From the records below, work out how many lines carry the string "this". Leave out everything but the number.
######
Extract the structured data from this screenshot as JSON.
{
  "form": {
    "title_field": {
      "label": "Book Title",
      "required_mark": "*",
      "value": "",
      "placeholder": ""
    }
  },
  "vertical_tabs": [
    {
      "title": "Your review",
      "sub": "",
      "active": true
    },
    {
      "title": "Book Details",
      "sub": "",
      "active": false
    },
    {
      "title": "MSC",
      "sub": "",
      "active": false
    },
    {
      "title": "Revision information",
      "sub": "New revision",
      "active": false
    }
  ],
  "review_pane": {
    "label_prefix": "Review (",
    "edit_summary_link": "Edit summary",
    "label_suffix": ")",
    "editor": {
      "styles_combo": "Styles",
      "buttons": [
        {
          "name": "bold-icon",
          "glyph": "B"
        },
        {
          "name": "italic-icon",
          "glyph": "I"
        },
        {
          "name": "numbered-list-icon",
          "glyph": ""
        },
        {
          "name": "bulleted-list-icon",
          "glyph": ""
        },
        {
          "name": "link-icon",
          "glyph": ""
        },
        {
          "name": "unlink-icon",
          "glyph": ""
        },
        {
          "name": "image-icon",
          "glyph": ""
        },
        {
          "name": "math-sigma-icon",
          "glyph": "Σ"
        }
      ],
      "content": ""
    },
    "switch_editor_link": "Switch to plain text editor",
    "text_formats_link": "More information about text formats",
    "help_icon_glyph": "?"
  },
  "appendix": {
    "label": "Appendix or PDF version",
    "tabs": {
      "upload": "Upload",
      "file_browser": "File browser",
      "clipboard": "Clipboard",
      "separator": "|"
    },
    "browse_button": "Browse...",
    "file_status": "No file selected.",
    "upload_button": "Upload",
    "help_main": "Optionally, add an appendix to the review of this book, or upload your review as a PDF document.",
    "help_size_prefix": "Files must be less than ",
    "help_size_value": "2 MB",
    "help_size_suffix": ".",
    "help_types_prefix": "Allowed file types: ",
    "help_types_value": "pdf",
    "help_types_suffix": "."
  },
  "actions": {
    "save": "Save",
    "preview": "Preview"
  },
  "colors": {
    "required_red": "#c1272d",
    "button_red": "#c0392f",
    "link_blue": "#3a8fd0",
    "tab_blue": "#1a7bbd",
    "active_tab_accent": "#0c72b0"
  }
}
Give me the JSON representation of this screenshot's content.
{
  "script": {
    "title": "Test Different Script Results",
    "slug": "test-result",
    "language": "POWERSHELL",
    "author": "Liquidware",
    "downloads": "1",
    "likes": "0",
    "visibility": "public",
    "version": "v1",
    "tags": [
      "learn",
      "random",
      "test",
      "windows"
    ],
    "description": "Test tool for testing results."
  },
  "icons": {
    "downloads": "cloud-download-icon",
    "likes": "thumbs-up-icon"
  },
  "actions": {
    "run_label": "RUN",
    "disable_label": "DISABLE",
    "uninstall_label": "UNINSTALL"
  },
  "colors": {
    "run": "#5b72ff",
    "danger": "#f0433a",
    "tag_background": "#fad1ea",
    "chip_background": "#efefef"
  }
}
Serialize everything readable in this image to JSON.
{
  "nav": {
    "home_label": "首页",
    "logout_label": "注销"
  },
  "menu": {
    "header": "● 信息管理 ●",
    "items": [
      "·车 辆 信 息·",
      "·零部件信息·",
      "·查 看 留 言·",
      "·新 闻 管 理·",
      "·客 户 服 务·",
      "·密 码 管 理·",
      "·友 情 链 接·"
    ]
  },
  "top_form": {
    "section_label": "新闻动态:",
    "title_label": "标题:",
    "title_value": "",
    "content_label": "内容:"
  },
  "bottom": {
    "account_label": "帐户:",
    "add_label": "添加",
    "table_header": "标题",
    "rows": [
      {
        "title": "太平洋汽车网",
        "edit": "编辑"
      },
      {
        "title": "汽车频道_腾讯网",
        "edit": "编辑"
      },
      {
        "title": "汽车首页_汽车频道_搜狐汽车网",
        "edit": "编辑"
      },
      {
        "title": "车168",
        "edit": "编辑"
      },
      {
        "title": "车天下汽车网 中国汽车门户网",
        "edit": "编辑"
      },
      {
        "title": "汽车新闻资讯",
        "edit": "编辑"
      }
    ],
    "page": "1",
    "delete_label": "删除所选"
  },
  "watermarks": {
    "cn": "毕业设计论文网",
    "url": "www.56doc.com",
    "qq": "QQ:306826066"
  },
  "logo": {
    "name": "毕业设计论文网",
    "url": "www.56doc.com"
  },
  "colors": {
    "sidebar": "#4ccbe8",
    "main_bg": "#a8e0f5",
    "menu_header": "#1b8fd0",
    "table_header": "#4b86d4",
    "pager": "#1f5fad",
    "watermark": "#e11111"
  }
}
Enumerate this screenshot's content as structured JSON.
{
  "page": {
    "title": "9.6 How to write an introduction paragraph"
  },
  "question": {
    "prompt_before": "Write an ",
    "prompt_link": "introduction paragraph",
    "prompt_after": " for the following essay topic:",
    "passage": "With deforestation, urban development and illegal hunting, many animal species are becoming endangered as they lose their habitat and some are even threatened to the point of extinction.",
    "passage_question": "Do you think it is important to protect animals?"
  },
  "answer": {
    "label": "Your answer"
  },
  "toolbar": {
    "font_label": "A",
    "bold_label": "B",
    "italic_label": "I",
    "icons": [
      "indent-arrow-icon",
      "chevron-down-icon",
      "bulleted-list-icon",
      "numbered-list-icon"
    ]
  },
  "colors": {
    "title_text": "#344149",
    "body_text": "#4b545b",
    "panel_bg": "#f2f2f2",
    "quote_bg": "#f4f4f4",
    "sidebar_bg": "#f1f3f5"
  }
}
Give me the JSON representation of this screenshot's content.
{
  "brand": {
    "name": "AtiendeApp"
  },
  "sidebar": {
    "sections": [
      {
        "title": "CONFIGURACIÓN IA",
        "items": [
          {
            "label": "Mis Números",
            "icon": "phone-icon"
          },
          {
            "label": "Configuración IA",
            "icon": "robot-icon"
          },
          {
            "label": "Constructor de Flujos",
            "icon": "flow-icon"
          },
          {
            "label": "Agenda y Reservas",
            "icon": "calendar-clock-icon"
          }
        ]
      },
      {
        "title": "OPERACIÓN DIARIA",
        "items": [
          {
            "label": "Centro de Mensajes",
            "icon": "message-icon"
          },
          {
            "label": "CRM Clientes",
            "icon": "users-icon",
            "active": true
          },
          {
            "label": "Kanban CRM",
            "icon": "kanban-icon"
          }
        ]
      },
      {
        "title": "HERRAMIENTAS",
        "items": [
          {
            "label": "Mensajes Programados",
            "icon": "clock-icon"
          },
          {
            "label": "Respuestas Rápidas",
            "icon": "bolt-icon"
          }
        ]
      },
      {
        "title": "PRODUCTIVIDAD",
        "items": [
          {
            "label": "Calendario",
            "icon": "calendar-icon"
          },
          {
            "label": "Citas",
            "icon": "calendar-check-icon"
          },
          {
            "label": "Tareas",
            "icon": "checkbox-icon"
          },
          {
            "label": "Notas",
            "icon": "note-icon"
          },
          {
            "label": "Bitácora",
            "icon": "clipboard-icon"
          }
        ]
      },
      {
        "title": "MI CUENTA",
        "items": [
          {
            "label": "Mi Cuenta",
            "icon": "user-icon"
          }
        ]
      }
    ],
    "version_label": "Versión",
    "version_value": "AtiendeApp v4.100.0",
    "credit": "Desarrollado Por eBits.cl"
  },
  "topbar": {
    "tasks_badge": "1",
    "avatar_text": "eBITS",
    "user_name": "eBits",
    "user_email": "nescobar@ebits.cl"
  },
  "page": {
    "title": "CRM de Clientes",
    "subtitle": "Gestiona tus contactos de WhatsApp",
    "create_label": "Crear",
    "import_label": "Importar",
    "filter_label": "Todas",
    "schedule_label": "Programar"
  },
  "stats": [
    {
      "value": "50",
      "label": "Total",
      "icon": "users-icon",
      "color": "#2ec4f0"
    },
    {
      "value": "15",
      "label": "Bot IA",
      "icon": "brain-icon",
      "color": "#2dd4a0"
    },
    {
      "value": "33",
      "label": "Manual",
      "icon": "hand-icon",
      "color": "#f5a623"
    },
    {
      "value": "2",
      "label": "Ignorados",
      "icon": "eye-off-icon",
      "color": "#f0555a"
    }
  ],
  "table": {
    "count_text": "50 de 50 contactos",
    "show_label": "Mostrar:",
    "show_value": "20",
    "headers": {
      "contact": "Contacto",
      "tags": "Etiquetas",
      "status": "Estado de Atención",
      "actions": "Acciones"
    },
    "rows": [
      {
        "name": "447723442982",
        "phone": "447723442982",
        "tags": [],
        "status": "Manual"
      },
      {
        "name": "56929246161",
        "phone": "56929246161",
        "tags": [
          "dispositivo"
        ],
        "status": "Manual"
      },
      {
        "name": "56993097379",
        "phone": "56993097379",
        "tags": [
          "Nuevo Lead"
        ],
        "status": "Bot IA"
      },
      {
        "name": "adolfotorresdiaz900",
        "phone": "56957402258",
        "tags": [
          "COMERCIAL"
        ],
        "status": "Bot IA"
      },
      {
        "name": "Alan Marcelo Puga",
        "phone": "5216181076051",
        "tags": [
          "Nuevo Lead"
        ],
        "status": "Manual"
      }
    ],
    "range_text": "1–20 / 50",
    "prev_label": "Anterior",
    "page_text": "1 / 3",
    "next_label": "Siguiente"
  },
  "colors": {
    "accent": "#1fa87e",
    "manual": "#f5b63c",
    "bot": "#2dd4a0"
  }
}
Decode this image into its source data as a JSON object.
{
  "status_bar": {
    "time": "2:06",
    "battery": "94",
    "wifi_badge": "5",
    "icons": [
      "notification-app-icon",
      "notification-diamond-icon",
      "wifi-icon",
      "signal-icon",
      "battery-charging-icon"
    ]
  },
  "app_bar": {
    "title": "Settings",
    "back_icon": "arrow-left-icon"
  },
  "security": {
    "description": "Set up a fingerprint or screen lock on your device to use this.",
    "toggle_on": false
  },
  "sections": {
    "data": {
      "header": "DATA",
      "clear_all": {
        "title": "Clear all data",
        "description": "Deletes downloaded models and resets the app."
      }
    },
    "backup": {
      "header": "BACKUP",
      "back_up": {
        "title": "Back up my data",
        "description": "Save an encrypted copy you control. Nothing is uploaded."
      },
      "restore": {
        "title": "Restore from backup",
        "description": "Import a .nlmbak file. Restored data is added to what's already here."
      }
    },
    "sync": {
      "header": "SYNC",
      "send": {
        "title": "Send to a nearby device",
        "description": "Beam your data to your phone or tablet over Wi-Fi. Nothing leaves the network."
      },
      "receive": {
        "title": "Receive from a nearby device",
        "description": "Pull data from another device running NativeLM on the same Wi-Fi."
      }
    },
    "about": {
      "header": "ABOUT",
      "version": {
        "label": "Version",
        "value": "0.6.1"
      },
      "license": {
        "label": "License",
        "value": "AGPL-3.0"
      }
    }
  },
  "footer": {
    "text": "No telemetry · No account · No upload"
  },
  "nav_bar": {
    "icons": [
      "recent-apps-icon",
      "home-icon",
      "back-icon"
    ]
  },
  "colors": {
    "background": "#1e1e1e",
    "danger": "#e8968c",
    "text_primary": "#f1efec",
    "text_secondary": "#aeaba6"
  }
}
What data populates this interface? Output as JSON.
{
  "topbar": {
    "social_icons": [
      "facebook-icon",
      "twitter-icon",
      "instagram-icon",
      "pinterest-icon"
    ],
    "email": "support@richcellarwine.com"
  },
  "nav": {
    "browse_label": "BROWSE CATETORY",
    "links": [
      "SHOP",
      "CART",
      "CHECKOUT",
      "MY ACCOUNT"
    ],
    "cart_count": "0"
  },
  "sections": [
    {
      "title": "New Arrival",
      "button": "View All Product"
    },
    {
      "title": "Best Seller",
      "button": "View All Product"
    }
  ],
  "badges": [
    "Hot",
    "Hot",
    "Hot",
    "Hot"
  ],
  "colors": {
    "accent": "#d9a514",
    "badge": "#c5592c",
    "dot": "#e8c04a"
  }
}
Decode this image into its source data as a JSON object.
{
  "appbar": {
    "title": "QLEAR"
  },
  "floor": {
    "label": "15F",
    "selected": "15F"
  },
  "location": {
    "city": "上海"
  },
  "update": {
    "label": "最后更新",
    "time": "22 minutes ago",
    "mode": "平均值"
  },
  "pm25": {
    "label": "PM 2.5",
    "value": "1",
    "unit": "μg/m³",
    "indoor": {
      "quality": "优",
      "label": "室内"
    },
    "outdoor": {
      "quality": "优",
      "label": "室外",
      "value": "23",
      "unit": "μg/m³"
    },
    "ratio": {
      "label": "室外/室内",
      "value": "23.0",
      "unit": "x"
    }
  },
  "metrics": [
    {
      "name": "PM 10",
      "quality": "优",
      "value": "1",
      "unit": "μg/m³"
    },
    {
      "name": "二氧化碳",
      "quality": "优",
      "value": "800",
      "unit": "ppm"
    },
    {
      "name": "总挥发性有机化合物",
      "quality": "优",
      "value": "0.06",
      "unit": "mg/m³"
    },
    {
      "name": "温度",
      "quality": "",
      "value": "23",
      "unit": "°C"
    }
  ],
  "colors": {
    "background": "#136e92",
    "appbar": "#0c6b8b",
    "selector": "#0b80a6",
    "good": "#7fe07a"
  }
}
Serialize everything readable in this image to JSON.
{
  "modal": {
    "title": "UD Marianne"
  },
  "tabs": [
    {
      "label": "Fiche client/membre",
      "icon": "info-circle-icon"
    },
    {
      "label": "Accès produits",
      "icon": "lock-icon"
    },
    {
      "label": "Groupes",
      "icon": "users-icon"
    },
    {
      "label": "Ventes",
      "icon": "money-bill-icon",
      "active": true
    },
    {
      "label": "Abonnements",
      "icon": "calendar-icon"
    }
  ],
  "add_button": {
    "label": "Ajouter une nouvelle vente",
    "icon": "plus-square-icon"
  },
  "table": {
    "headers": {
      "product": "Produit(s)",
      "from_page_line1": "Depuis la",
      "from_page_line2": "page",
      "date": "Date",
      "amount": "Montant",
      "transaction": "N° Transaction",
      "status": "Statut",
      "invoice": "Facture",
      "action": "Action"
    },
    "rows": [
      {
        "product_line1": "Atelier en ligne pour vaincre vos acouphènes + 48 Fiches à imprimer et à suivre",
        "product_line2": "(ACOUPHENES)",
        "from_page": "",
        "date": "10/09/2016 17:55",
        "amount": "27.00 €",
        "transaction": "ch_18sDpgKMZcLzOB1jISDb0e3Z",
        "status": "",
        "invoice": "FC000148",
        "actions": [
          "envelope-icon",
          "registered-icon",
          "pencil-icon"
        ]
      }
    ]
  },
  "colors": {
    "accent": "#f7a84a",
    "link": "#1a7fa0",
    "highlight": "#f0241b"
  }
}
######
Answer to the exercise: 11